Learn About the Project
NEXUS, is a four-year, $1.8 million project designed to create and share effective models for teaching interdisciplinary science, including developing new courses and new ways of assessing how well they work.
Four universities—Purdue University; the University of Maryland, Baltimore County (UMBC); the University of Maryland, College Park, and the University of Miami—are working together to create a curriculum that connects biology with physics, math, and chemistry. While the schools will each design a different piece of the project, they will use the same set of assessment tools and test at least part of the curriculum developed by the other universities.
The goal is to create a curriculum that can be used at different types of schools with different students. The participants will also figure out how to move beyond testing students’ knowledge of facts to assessing their ability to demonstrate competence by using what they have learned in new contexts.
Scientists commonly work across disciplinary boundaries, but the classes offered by many universities have been the same for decades. Creating a curriculum that reflects the interdisciplinary nature of science has become a top propriety for many colleges, universities, and scientific societies. Two significant examples include,
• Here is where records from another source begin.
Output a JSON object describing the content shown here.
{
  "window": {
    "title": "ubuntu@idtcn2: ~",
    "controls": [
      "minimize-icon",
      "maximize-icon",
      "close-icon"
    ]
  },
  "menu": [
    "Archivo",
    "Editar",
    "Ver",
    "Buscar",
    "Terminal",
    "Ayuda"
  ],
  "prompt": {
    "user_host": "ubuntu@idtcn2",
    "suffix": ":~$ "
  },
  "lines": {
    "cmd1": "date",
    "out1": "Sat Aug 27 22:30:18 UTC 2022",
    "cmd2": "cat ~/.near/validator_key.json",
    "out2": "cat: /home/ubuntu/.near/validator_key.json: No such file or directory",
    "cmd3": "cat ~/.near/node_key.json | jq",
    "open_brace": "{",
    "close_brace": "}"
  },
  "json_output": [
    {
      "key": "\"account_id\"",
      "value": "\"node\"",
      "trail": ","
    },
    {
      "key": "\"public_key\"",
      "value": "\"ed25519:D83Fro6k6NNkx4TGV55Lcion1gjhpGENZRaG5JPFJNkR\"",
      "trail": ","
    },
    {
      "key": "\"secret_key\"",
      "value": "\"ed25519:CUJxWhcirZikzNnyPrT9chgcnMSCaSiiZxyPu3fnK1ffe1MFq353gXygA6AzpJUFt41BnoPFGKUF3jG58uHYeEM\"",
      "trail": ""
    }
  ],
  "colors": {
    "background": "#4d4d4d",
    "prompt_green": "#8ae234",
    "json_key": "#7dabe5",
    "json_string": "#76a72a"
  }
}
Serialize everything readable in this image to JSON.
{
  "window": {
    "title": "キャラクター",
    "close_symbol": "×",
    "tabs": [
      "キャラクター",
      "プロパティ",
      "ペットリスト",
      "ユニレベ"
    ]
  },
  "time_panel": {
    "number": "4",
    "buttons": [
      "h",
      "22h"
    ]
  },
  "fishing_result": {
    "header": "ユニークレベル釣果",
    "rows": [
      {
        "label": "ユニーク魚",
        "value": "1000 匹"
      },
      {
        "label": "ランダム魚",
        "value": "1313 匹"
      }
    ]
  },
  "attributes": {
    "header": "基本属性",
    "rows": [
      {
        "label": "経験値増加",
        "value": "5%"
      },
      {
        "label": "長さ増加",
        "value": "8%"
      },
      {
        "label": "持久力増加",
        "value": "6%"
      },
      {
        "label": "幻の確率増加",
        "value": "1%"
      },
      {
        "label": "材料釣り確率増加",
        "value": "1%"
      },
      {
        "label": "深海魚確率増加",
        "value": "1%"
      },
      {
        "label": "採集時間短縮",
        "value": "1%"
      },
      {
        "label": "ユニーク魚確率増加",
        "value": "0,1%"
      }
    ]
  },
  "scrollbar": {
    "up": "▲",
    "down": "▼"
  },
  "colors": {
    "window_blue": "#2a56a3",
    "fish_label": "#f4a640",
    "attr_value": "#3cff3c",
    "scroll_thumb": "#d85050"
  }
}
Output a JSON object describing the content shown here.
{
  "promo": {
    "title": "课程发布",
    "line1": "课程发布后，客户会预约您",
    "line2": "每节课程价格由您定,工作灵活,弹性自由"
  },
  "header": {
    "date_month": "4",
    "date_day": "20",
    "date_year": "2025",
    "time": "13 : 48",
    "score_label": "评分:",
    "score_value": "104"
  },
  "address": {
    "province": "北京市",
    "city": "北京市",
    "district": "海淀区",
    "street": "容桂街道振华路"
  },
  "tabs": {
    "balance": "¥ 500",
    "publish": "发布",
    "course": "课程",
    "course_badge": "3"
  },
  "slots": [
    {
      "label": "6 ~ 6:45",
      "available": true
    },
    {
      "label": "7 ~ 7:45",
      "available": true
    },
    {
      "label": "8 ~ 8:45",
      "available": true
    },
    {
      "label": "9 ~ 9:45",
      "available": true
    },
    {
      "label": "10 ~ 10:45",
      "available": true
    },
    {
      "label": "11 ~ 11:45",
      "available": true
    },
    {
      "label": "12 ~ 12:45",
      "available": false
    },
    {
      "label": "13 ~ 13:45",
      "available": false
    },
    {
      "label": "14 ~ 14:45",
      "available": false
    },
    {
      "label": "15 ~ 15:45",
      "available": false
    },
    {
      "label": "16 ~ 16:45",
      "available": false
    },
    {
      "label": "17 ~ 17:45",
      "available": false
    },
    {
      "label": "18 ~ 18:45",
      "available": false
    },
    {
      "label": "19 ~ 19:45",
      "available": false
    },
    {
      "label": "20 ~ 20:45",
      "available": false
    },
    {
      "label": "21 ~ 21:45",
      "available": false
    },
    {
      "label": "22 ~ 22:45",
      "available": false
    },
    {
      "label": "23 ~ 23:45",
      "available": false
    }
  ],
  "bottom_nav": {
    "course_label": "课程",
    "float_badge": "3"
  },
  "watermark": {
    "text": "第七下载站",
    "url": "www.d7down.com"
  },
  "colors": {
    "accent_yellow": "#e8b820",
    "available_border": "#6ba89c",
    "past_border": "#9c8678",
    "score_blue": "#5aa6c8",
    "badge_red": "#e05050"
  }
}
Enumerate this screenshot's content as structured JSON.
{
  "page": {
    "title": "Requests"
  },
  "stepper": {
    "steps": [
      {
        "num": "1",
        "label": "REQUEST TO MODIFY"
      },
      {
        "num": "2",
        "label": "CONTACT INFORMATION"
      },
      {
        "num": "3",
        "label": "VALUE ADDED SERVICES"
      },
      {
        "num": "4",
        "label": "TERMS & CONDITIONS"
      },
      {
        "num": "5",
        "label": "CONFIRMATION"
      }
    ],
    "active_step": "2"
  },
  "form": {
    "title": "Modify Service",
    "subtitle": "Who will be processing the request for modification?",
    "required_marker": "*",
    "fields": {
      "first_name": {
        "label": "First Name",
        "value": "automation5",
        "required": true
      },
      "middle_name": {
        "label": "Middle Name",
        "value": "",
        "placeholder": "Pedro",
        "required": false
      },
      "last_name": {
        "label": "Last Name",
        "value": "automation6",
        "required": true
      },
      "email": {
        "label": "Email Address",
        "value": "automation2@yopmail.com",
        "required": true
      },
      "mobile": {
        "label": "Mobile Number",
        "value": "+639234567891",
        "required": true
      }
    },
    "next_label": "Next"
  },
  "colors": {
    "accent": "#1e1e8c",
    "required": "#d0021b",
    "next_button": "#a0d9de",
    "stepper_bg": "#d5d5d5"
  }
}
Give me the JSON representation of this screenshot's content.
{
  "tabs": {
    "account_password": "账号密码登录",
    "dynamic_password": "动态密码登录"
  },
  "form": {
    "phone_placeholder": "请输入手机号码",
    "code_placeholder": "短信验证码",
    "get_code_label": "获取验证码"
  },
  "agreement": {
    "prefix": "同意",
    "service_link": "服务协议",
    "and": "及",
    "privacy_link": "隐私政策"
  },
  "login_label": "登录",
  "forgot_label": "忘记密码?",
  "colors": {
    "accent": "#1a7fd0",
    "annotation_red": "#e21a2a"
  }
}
- A New Biology for the 21st Century by the National Academy of Sciences, which envisions an interdisciplinary future for biology research; and
- Vision and Change a 2011 report from the American Association for the Advancement of Science and the National Science Foundation, which makes recommendations for reforming the way that undergraduate biology is taught.
The NEXUS project began in 2009 when HHMI asked research universities to suggest experiments in science education. HHMI noticed a common theme when several schools said they wanted to address issues raised by a 2009 report that examined what medical and premedical students need to learn to become scientifically-literate physicians.
That report, Scientific Foundations for Future Physicians, was developed by a committee of scientists, physicians, and science educators convened by the Association of American Medical Colleges and HHMI. It recommended fundamental changes in undergraduate education and outlined eight interdisciplinary competencies that science undergraduate students should master before they go on to medical school.
HHMI staff brought the four universities together to work on this problem and encouraged them to collaborate. The schools wrote a joint proposal outlining how they would collaborate, and HHMI agreed to fund them. NEXUS was born.
The four universities are currently designing and testing interdisciplinary modules that can be dropped into an existing course or integrated into the redesign of an entire curriculum. Although the modules will focus on premedical and other pre-health students, the NEXUS participants agree that they will be relevant to most undergraduate biology majors.
Each school is focused on a different topic:
- Purdue University is revising the introductory chemistry curriculum to include more biological chemistry with a focus on active learning approaches.
- The University of Maryland, Baltimore County is infusing mathematical modeling into their introductory biology course, including quantitative reasoning skills and mathematical approaches to understand biological processes and living systems.
- The University of Maryland, College Park is revising their introductory physics course for biology majors to present physics concepts in a biological context.
- The University of Miami is developing biomedical case studies that will challenge students to use scientific inquiry to analyze the biology, physics, chemistry, and math involved in human health and disease.